In the midst of the dispute over the flying of the Union flag, we once again hear the old mantra of closer co-operation between unionist parties, in terms of electoral pacts and agreed election candidates, in order to maximise unionist representation.
The old theory is being promoted that, if at a previous election two unionist candidates got 10,000 votes each, then if only one candidate was to run that candidate would get 20,000 votes. But it doesn’t always work out that way.
Electoral pacts and unity candidates are difficult to implement successfully due to a number of factors. One is that you need an ideal person to be a ‘unity’ candidate — one who, from the unionist perspective, can get support across the broad-church unionist electorate, from the TUV/Jim Allister viewpoint to the Basil McCrea/liberal wing of the UUP.
This is not easy and, as we all know from life, it’s very hard to find this sort of candidate — someone who is liked by everybody and hasn’t fallen out with anyone. They’re a rare breed.
To be fair, the unionist parties nearly got it right with Rodney Connor in the 2010 Westminster election in Fermanagh-South Tyrone.
He was a candidate who had no previous political involvement with either the DUP or UUP and seemed acceptable to all sections of unionist opinion.
Connor was also helped by the fact that elections in the west of the province tend towards being one-political-issue contests and end up being basically sectarian headcounts.
However, even with all of these advantages, Connor still lost, albeit by only four votes, but in the brutal winner-take-all Westminster election format, coming close doesn’t count.
Why did Rodney Connor, a near ideal ‘unionist unity’ candidate lose? At the 2010 Westminster election, Connor polled 21,300 votes and the total unionist poll at the following 2011 Assembly election in Fermanagh-South Tyrone was 22,213.
Therefore, nearly 1,000 unionist votes went ‘missing’ in 2010, when compared with 2011. It is also rare for the total unionist vote to go up between elections (it usually goes down).
The unionist parties should ask the question: who are these ‘missing’ unionist voters?

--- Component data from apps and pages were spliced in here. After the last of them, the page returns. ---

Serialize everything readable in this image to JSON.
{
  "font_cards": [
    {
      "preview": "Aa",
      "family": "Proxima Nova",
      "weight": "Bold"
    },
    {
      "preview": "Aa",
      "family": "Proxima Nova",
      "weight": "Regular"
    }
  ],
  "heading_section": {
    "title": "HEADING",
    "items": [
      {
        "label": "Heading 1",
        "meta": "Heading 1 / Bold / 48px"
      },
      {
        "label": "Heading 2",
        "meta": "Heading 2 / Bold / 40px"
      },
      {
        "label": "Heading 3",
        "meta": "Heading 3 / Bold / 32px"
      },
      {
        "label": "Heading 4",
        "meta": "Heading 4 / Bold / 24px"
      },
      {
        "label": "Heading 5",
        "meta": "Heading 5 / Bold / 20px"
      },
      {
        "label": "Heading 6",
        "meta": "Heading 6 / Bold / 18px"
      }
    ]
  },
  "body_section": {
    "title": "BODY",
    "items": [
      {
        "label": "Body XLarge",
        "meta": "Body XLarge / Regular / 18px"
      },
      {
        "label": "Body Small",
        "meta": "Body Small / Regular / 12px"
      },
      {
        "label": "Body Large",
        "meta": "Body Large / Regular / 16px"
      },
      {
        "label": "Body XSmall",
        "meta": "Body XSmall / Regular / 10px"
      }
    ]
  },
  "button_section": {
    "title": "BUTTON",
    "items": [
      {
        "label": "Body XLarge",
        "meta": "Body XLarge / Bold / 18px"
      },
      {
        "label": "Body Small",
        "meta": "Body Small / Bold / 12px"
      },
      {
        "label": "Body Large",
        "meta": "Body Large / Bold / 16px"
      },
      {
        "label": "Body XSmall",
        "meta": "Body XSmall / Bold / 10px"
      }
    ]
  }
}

And why didn’t they vote in 2010, when they voted in 2011?
This seems to show that any so-called ‘unity’ candidate, however well-chosen, will always alienate some section of the electorate.

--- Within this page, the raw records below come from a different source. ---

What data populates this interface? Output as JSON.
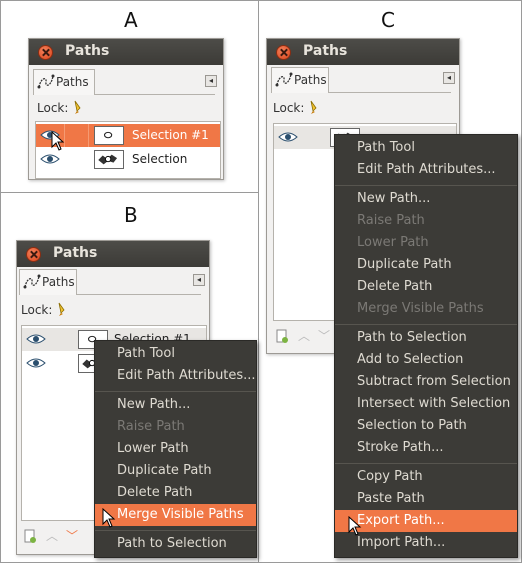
{
  "labels": {
    "a": "A",
    "b": "B",
    "c": "C"
  },
  "panel_title": "Paths",
  "tab_label": "Paths",
  "lock_label": "Lock:",
  "rows": {
    "first": "Selection #1",
    "second": "Selection"
  },
  "menu": {
    "path_tool": "Path Tool",
    "edit_attrs": "Edit Path Attributes...",
    "new_path": "New Path...",
    "raise_path": "Raise Path",
    "lower_path": "Lower Path",
    "duplicate_path": "Duplicate Path",
    "delete_path": "Delete Path",
    "merge_visible": "Merge Visible Paths",
    "path_to_selection": "Path to Selection",
    "add_to_selection": "Add to Selection",
    "subtract_from_selection": "Subtract from Selection",
    "intersect_with_selection": "Intersect with Selection",
    "selection_to_path": "Selection to Path",
    "stroke_path": "Stroke Path...",
    "copy_path": "Copy Path",
    "paste_path": "Paste Path",
    "export_path": "Export Path...",
    "import_path": "Import Path..."
  },
  "colors": {
    "highlight": "#f07746",
    "menu_bg": "#3c3b37",
    "titlebar": "#3c3b37"
  }
}
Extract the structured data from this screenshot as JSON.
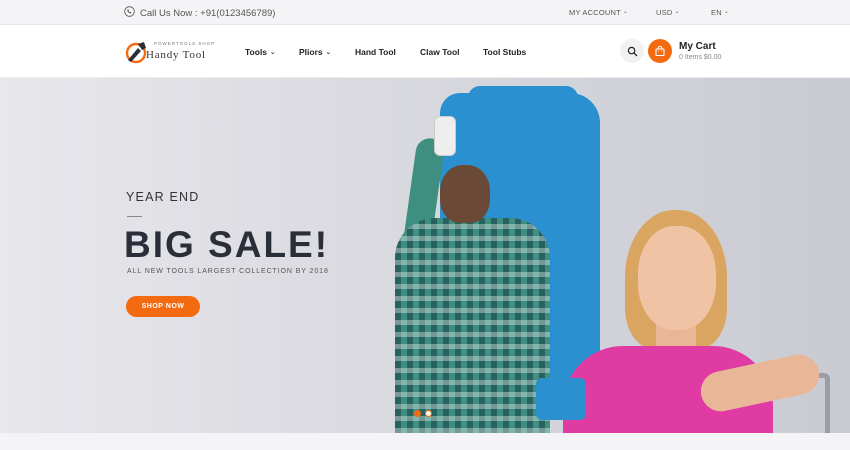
{
  "topbar": {
    "call_text": "Call Us Now : +91(0123456789)",
    "account_label": "MY ACCOUNT",
    "currency_label": "USD",
    "language_label": "EN"
  },
  "logo": {
    "tagline": "POWERTOOLS SHOP",
    "name": "Handy Tool"
  },
  "nav": {
    "items": [
      {
        "label": "Tools",
        "has_dropdown": true
      },
      {
        "label": "Pliors",
        "has_dropdown": true
      },
      {
        "label": "Hand Tool",
        "has_dropdown": false
      },
      {
        "label": "Claw Tool",
        "has_dropdown": false
      },
      {
        "label": "Tool Stubs",
        "has_dropdown": false
      }
    ]
  },
  "cart": {
    "title": "My Cart",
    "summary": "0 Items $0.00"
  },
  "hero": {
    "eyebrow": "YEAR END",
    "headline": "BIG SALE!",
    "subtitle": "ALL NEW TOOLS LARGEST COLLECTION BY 2018",
    "cta_label": "SHOP NOW",
    "slide_count": 2,
    "active_slide": 1
  },
  "colors": {
    "accent": "#f36a10",
    "headline": "#2a2e38"
  },
  "icons": [
    "phone-icon",
    "chevron-down-icon",
    "search-icon",
    "shopping-bag-icon"
  ]
}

Election pacts and unity candidates also get more difficult to implement, and be successful, as you move towards the east of the province and the urban constituencies around Belfast.
If ‘unity’ candidates don’t work in Fermanagh-South Tyrone, with their easily-identified electorate groupings (ie unionist v nationalist), then they aren’t going to work in constituencies like South or East Belfast, with their rapidly changing demographics, large established Alliance votes and much higher movement of party allegiance at each election (ie people voting for different parties at different polls).
In the context of the wider political scene, some people say electoral pacts between parties are divisive, as pacts and ‘unity’ candidates polarise and drive the electorate back into sectarian camps.
A pact on one side of the Northern Ireland divide tends to result in an equivalent pact on the other side of the divide, the middle-ground gets squeezed and the whole election process can end up mired in contention.
Whether electoral pacts are divisive is open to opinion, but political parties — particularly on the unionist side — should also consider the electoral science of pacts and ‘unity’ candidates.
They are not always the easy solution that many people believe them to be.
Bill White is managing director of Belfast polling and market research firm LucidTalk, polling partners of the Belfast Telegraph